According to a results tally announced by the Guinean electoral commission on Saturday, Guinean President Alpha Conde won re-election with around 58 percent of votes cast in the country’s disputed presidential polls.
The National Electoral Commission announced the election results piecemeal over the last few days and declared its final figures on Saturday. After the commission announces the total numbers, candidates will have eight days to make complaints before the constitutional court validates them.
Opposition leaders refused to recognize the election results. Conde’s nearest challenger, Cellou Dalein Diallo, who gained around 31 percent of votes in the election last Sunday, earlier said that he would not recognize the election results and would call his supporters to take to the streets to protest alleged ‘fraud and rigging’ in the election. Diallo withdrew on Wednesday from the presidential elections.
Millions of Guineans voted on Sunday in the West African country's second free election since it gained independence from France nearly 60 years ago. Election observers said that Sunday’s vote was valid although some logical problems occured. They have not commented on the counting process.
Several people have been killed in clashes erupted between supporters of Guinea’s governing party and the opposition during the presidential elections.
After Conde took power in 2010, he ended two years of military rule during which security forces massacred more than 150 people in the capital, Konakri.
Guinea, the biggest producer of bauxite in Africa, has witnessed two longtime authoritarian rulers.
Call for demonstrations
Guinea’s opposition leader Cellou Dalein Diallo on Saturday called on his supporters to protest against "serious denial of democracy" in the first round of presidential elections.

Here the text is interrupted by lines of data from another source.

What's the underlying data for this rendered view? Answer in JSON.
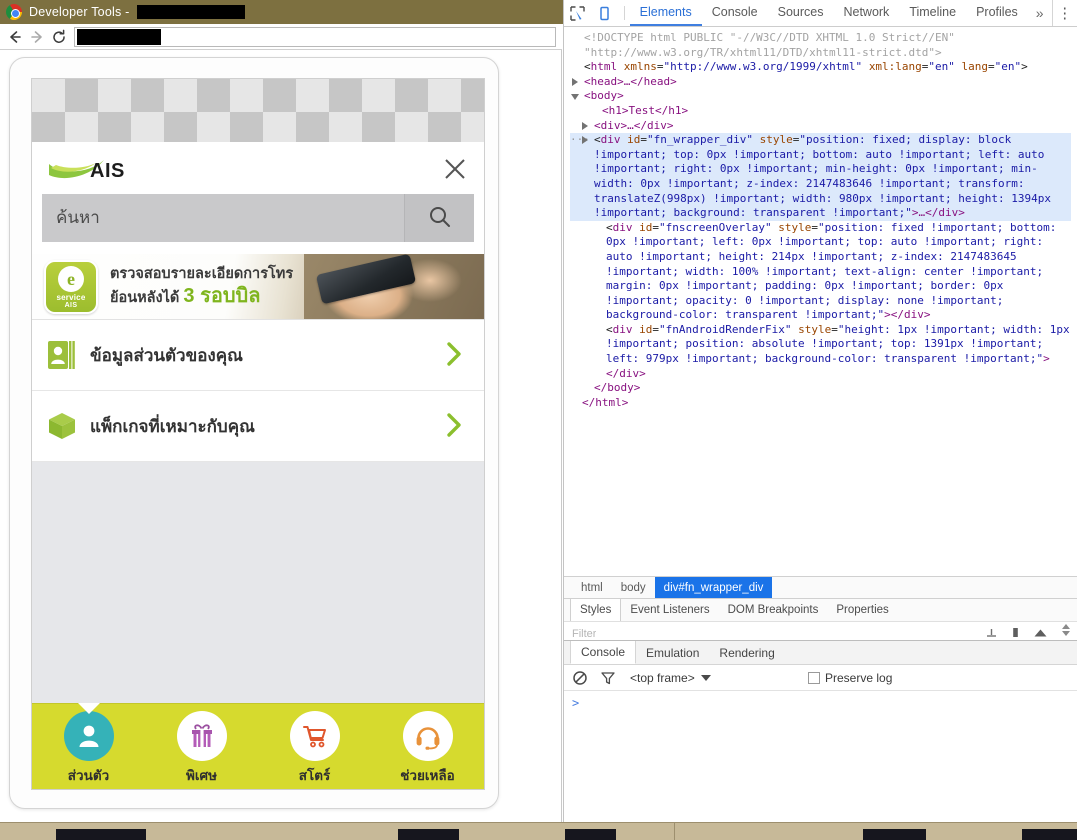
{
  "window": {
    "title_prefix": "Developer Tools - ",
    "title_redacted": true,
    "chrome_icon": "chrome-logo-icon",
    "minimize_label": "minimize-icon",
    "maximize_label": "maximize-icon",
    "close_label": "close-icon",
    "titlebar_color": "#7d7040"
  },
  "browser_toolbar": {
    "back_icon": "back-arrow-icon",
    "forward_icon": "forward-arrow-icon",
    "reload_icon": "reload-icon",
    "url_value": "",
    "url_redacted": true
  },
  "phone": {
    "checkerboard": "transparency-checkerboard",
    "header": {
      "logo_text": "AIS",
      "logo_icon": "ais-swoosh-icon",
      "close_icon": "close-icon",
      "search_placeholder": "ค้นหา",
      "search_value": "",
      "search_icon": "search-icon"
    },
    "promo": {
      "badge_letter": "e",
      "badge_service": "service",
      "badge_brand": "AIS",
      "line1": "ตรวจสอบรายละเอียดการโทร",
      "line2_prefix": "ย้อนหลังได้ ",
      "line2_highlight": "3 รอบบิล",
      "highlight_color": "#7fb51e",
      "photo": "hand-holding-phone-photo"
    },
    "menu_rows": [
      {
        "label": "ข้อมูลส่วนตัวของคุณ",
        "icon": "contact-card-icon",
        "chevron": "chevron-right-icon"
      },
      {
        "label": "แพ็กเกจที่เหมาะกับคุณ",
        "icon": "package-box-icon",
        "chevron": "chevron-right-icon"
      }
    ],
    "tabbar": {
      "background": "#d6da2e",
      "tabs": [
        {
          "label": "ส่วนตัว",
          "icon": "person-icon",
          "active": true,
          "circle_color": "#35b2b8"
        },
        {
          "label": "พิเศษ",
          "icon": "gift-icon",
          "active": false,
          "circle_color": "#ffffff"
        },
        {
          "label": "สโตร์",
          "icon": "shopping-cart-icon",
          "active": false,
          "circle_color": "#ffffff"
        },
        {
          "label": "ช่วยเหลือ",
          "icon": "headset-icon",
          "active": false,
          "circle_color": "#ffffff"
        }
      ]
    }
  },
  "devtools": {
    "inspect_icon": "inspect-element-icon",
    "device_icon": "device-toolbar-icon",
    "tabs": [
      {
        "label": "Elements",
        "active": true
      },
      {
        "label": "Console",
        "active": false
      },
      {
        "label": "Sources",
        "active": false
      },
      {
        "label": "Network",
        "active": false
      },
      {
        "label": "Timeline",
        "active": false
      },
      {
        "label": "Profiles",
        "active": false
      }
    ],
    "more_tabs": "»",
    "kebab": "⋮",
    "dom": {
      "doctype_line1": "<!DOCTYPE html PUBLIC \"-//W3C//DTD XHTML 1.0 Strict//EN\"",
      "doctype_line2": "\"http://www.w3.org/TR/xhtml11/DTD/xhtml11-strict.dtd\">",
      "html_open_tag": "html",
      "html_attrs": [
        {
          "name": "xmlns",
          "value": "\"http://www.w3.org/1999/xhtml\""
        },
        {
          "name": "xml:lang",
          "value": "\"en\""
        },
        {
          "name": "lang",
          "value": "\"en\""
        }
      ],
      "head_collapsed": "<head>…</head>",
      "body_open": "<body>",
      "h1_line": "<h1>Test</h1>",
      "div_collapsed": "<div>…</div>",
      "selected_div": {
        "tag": "div",
        "id_attr": "id",
        "id_value": "\"fn_wrapper_div\"",
        "style_attr": "style",
        "style_value": "\"position: fixed; display: block !important; top: 0px !important; bottom: auto !important; left: auto !important; right: 0px !important; min-height: 0px !important; min-width: 0px !important; z-index: 2147483646 !important; transform: translateZ(998px) !important; width: 980px !important; height: 1394px !important; background: transparent !important;\"",
        "tail": ">…</div>"
      },
      "overlay_div": {
        "tag": "div",
        "id_attr": "id",
        "id_value": "\"fnscreenOverlay\"",
        "style_attr": "style",
        "style_value": "\"position: fixed !important; bottom: 0px !important; left: 0px !important; top: auto !important; right: auto !important; height: 214px !important; z-index: 2147483645 !important; width: 100% !important; text-align: center !important; margin: 0px !important; padding: 0px !important; border: 0px !important; opacity: 0 !important; display: none !important; background-color: transparent !important;\"",
        "tail": "></div>"
      },
      "renderfix_div": {
        "tag": "div",
        "id_attr": "id",
        "id_value": "\"fnAndroidRenderFix\"",
        "style_attr": "style",
        "style_value": "\"height: 1px !important; width: 1px !important; position: absolute !important; top: 1391px !important; left: 979px !important; background-color: transparent !important;\"",
        "tail": "></div>"
      },
      "body_close": "</body>",
      "html_close": "</html>"
    },
    "breadcrumbs": [
      {
        "label": "html",
        "active": false
      },
      {
        "label": "body",
        "active": false
      },
      {
        "label": "div#fn_wrapper_div",
        "active": true
      }
    ],
    "sub_tabs": [
      {
        "label": "Styles",
        "active": true
      },
      {
        "label": "Event Listeners",
        "active": false
      },
      {
        "label": "DOM Breakpoints",
        "active": false
      },
      {
        "label": "Properties",
        "active": false
      }
    ],
    "styles_filter_placeholder": "Filter",
    "drawer": {
      "tabs": [
        {
          "label": "Console",
          "active": true
        },
        {
          "label": "Emulation",
          "active": false
        },
        {
          "label": "Rendering",
          "active": false
        }
      ],
      "clear_icon": "clear-console-icon",
      "filter_icon": "filter-icon",
      "frame_value": "<top frame>",
      "preserve_log_label": "Preserve log",
      "preserve_log_checked": false,
      "prompt": ">"
    }
  },
  "taskbar": {
    "background": "#c7b998",
    "items": 5
  }
}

"I will invite, at the appropriate time, other candidates and all citizens who are the true victims of this electoral hold-up to organise, conforming to the law, peaceful demonstrations to express our indignation and protest against this serious denial of democracy," said Diallo, Conde's main rival, in a statement read to the media.

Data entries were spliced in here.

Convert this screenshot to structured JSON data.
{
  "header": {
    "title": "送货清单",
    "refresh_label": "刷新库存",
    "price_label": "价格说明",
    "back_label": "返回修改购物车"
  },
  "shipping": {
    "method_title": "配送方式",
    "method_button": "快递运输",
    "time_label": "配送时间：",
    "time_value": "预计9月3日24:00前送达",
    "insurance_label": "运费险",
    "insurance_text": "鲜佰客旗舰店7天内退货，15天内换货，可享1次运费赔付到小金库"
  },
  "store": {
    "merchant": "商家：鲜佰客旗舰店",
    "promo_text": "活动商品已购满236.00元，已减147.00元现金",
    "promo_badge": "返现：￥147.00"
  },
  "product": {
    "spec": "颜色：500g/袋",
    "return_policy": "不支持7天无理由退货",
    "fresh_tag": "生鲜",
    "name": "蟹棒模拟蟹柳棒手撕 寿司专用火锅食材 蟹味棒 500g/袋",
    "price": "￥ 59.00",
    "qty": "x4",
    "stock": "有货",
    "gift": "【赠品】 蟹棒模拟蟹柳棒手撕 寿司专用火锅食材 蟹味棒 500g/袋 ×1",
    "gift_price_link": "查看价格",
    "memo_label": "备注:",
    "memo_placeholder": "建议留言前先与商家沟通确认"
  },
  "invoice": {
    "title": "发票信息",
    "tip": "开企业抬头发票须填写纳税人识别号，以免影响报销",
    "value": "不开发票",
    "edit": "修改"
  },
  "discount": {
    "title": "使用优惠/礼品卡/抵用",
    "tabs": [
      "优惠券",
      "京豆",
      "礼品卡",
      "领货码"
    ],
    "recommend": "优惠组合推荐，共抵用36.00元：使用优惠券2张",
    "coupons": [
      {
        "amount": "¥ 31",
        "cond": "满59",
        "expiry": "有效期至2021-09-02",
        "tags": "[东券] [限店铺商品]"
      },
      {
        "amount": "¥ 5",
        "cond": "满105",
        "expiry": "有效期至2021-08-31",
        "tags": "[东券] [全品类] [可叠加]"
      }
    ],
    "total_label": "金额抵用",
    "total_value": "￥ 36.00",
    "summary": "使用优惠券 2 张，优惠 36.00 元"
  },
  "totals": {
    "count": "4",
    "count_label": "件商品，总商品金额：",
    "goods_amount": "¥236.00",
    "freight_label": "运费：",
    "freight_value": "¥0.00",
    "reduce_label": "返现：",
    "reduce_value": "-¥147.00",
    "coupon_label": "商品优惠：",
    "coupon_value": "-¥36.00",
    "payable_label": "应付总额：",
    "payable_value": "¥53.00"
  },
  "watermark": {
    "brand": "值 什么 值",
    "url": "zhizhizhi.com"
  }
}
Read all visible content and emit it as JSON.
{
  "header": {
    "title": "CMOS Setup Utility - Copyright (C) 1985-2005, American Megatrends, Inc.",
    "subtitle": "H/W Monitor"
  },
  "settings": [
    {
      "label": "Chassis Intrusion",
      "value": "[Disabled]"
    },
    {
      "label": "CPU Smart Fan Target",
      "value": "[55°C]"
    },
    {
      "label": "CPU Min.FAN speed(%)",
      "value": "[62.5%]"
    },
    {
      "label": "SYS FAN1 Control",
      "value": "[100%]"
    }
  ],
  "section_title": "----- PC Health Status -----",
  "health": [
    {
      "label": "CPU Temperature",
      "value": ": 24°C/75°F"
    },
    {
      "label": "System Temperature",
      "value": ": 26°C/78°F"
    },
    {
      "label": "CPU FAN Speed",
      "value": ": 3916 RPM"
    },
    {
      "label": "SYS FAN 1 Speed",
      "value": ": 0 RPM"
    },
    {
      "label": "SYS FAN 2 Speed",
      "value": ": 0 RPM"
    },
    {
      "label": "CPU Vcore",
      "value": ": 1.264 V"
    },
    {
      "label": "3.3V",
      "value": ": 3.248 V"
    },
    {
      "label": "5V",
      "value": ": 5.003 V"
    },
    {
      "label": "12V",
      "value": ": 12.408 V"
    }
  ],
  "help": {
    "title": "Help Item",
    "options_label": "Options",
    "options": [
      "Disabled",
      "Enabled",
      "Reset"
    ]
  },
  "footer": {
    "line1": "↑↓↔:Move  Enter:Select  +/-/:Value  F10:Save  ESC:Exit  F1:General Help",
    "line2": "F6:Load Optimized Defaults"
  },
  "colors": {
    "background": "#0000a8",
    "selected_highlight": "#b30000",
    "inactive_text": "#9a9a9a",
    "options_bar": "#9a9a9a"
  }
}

Diallo said six other candidates for presidency said they would also not recognise the results of the first round of the elections on October 11.

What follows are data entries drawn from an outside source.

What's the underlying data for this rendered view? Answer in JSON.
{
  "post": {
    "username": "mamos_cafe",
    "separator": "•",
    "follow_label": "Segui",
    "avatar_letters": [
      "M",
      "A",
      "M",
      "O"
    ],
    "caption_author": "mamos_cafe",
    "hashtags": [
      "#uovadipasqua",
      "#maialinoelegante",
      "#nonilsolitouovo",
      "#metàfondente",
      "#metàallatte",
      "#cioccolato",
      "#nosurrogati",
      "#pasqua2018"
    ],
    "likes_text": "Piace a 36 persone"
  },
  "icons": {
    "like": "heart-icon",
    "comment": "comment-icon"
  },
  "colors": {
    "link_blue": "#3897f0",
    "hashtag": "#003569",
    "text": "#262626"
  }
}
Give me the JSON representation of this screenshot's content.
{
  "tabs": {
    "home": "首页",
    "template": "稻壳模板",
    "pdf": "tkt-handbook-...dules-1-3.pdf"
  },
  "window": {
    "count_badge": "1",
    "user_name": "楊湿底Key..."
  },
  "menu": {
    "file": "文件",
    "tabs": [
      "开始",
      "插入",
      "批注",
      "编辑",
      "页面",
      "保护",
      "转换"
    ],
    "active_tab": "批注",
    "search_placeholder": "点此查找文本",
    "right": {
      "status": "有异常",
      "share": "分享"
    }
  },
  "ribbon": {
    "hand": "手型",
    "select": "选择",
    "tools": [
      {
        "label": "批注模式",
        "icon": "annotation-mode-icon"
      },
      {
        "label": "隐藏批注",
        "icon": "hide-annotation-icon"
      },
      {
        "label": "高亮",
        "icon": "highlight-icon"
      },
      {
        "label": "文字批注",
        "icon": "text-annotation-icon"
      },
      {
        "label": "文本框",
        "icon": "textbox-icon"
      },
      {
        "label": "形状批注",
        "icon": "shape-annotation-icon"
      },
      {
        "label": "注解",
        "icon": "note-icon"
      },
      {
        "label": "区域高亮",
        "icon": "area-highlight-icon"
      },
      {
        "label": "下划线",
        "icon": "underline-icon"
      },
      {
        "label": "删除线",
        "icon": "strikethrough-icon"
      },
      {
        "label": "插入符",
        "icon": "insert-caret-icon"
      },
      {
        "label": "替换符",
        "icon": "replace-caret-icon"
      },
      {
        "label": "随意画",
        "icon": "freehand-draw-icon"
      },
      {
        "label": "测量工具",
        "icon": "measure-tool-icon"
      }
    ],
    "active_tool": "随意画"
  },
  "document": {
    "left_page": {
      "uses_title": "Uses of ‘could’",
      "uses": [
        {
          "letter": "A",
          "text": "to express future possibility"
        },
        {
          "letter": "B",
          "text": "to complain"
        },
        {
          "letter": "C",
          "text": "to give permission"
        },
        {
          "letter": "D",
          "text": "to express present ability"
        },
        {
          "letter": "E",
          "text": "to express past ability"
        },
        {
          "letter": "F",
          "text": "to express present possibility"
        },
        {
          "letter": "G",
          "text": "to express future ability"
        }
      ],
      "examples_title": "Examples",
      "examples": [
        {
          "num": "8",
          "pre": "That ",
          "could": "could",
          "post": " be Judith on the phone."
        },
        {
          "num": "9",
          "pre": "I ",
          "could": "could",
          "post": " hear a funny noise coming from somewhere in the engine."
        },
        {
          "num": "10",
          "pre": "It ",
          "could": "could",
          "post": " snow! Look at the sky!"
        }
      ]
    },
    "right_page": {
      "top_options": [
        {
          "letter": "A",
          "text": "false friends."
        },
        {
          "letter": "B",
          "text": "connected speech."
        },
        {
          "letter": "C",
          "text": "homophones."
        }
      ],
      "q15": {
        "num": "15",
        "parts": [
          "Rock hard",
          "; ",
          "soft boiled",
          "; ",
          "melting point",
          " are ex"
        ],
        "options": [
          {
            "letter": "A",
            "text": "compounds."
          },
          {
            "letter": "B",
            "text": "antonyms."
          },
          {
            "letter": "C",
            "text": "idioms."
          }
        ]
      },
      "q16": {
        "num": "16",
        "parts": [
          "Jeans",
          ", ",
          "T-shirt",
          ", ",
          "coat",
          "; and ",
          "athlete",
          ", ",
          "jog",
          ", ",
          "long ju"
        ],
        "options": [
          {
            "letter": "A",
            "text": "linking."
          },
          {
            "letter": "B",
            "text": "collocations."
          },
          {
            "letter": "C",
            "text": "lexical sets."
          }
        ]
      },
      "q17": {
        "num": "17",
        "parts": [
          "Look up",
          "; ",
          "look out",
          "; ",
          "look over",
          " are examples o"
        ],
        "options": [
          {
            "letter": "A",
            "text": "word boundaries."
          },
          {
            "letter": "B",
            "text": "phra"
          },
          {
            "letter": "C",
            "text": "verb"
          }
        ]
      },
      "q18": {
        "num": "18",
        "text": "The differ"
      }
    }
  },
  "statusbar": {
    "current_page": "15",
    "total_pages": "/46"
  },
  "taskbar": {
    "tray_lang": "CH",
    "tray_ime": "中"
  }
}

He claimed that the electoral commission and the government was accused of ballot stuffing, allowing minors to vote, changing the electoral map and intimidation.
Diallo said he would not resort to the Guinea’s constitutional court to protest what he called an "illegal election." He would call on his supporters to take to the streets.
"I confirm my total agreement with this decision. Furthermore, I will not take recourse at the constitutional court," he said.